A Potpourri of Social History Talks – Winter Series
This all series ticket covers all three talks in the Winter “Potpourri of Social History” talks series, for the discounted price of £12.50 (members £10.00). You may also book each talk individually – see each separate event page. All three talks are on Thursdays at 2pm and last about an hour. Afterwards there will be time for questions and discussion. This is an online talks series using Zoom.
Thursday 25 January “Women in World War Two” 2 – 3.15pm with Bill King
Often overlooked, discover how the talents of women were integrated into the British war effort on the Home Front, in industry and in the Armed Forces at every level during World War Two. Bill is a popular speaker and his talks are meticulously researched.
Thursday 22 February “Maiwand and The Great Game” 2 – 3.15pm with Mike Cooper
The impressive cast iron statue of a lion in Forbury Gardens, Reading has become one of the most iconic images of Reading. The Lion is posed snarling defiance to the north – towards Russia. Built by George Blackall Simonds and unveiled in 1886, it commemorates those who died in the Battle of Maiwand. Yet few of us probably know much about the battle and its tragic association with Berkshire. In this talk, Mike Cooper looks at the Battle of Maiwand against the background of Anglo-Russian rivalry in Asia – The Great Game – something he’s been following for 40 years – and the history of the lion itself.
Thursday 21 March “The Battle of Britain” 2 – 3.15pm with Richard Marks
In 1940, Britain stood alone following the fall of France. With the German army poised across the channel, only the RAF could prevent the Luftwaffe from gaining the air supremacy needed to successfully mount the expected invasion. Historian Richard Marks will look at how the RAF’s systems and equipment allowed them to prevent the invasion.
Zoom Talk Requirements
To join these talks, you will need a computer device with speakers. Ideally, also a webcam and microphone. You also need to be able to access the internet from it. First-time users of Zoom, will need to download a small piece of software – included in the link.
How to Book
Pre-booking is required because places are limited. Full joining instructions will be emailed to attendees in advance. Bookings close one day before the first event.
To book – scroll down.
Bills’ main historical specialism is the Second World War, with particular reference to the role of Airborne and Special forces and in clandestine warfare. He has conducted extensive research on the role of the British Resistance Organisation (Auxiliary Units) and has contributed to the books ‘With Britain in Mortal Danger’ (2002) and ‘Churchill’s Underground Army’ (2008).
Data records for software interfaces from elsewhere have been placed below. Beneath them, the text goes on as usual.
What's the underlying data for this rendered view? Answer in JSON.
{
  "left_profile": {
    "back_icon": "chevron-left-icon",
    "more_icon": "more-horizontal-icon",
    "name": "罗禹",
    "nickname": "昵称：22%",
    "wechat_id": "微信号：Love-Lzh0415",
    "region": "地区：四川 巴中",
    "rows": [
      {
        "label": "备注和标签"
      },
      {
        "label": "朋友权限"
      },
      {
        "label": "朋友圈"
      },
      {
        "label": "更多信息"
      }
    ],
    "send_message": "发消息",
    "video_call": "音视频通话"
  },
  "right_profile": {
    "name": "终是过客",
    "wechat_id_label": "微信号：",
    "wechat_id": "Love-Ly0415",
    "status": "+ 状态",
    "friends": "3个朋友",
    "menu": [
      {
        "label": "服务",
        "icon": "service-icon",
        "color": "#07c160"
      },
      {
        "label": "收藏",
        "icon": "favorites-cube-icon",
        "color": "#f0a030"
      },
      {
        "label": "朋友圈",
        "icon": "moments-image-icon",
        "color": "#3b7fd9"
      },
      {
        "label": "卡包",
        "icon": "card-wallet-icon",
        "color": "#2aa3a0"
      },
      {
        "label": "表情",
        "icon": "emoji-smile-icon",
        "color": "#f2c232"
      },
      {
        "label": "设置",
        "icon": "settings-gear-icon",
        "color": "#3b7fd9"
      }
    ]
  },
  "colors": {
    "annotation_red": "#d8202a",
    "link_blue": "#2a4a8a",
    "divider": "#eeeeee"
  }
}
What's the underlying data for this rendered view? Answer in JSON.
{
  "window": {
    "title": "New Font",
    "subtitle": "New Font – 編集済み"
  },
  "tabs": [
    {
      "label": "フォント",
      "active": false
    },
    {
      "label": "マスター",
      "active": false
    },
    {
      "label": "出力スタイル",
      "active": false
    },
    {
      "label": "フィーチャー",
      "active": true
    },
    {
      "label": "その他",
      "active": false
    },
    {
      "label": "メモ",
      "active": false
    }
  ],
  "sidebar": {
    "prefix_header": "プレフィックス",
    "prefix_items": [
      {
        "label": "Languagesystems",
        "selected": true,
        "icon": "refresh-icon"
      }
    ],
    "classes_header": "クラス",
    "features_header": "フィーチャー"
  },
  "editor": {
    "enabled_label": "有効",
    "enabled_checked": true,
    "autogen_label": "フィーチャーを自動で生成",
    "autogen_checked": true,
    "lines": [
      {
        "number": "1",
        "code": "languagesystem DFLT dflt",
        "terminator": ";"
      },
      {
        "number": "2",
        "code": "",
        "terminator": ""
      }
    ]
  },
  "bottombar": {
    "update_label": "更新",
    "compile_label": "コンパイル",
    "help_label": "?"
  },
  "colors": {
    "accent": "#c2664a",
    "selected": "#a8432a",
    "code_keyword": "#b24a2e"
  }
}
Bills interests and research has led him to contributing articles to ‘After the Battle’ magazine and to elements of the books ‘D-Day – Then and Now’, ‘Operation Market – Garden – then and now’ and ‘Glenn Miller in Britain – Then and Now’. He is a former Chairman of the Ridgeway Military and Aviation Research Group (RMARG) and is a member of The Western Front Association and of the Military Vehicle Trust.
Bill has appeared on radio and TV on many occasions, including Countryfile’ on BBC1, ‘History Mysteries’ on BBC2, the Channel 4 series ‘Dads Secret Army’, the Channel 5 Select series ‘Secrets of the National Trust’, and ‘The Thames, Britain’s Great River’ with Tony Robinson. In addition, Bill is a regular speaker throughout Wiltshire, Berkshire, Gloucestershire, Oxfordshire and Dorset.
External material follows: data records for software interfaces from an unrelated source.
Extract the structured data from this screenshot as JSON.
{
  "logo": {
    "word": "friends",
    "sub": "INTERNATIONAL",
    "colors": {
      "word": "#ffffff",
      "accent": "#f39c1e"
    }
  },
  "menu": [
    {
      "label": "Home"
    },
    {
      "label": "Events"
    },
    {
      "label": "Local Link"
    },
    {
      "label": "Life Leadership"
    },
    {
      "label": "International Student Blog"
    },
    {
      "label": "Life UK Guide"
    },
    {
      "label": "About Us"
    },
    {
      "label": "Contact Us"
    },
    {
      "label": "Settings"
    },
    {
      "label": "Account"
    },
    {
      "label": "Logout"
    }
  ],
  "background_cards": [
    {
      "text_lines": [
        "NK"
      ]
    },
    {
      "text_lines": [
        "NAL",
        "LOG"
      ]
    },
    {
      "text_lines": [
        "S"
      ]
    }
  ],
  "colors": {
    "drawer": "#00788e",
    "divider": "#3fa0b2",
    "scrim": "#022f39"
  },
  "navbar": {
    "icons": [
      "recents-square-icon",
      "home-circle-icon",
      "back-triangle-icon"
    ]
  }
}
Mike has had a lifelong interest in history, especially military and local history. Following a history degree at the University of Reading he worked as a librarian, with both the University and Reading Library. In addition to work on librarianship, he has had three books on the history of Reading published. Mike works for Reading Borough Council, and lives in Tilehurst with his wife and Moggy the Cat.
Richard is a published historian based in Berkshire who specialises in industrial, military, and railway history and also the history of science. His current areas of research are industrial development in the Victorian period, the development of the railway and canal systems in Britain in the mid to late 19th Century and the history of British Rail. Richard’s book about British Rail Engineering is due to be published by Pen and Sword early in 2024. He is currently researching a PhD in economic history and a new book about the Wantage Tramway Company.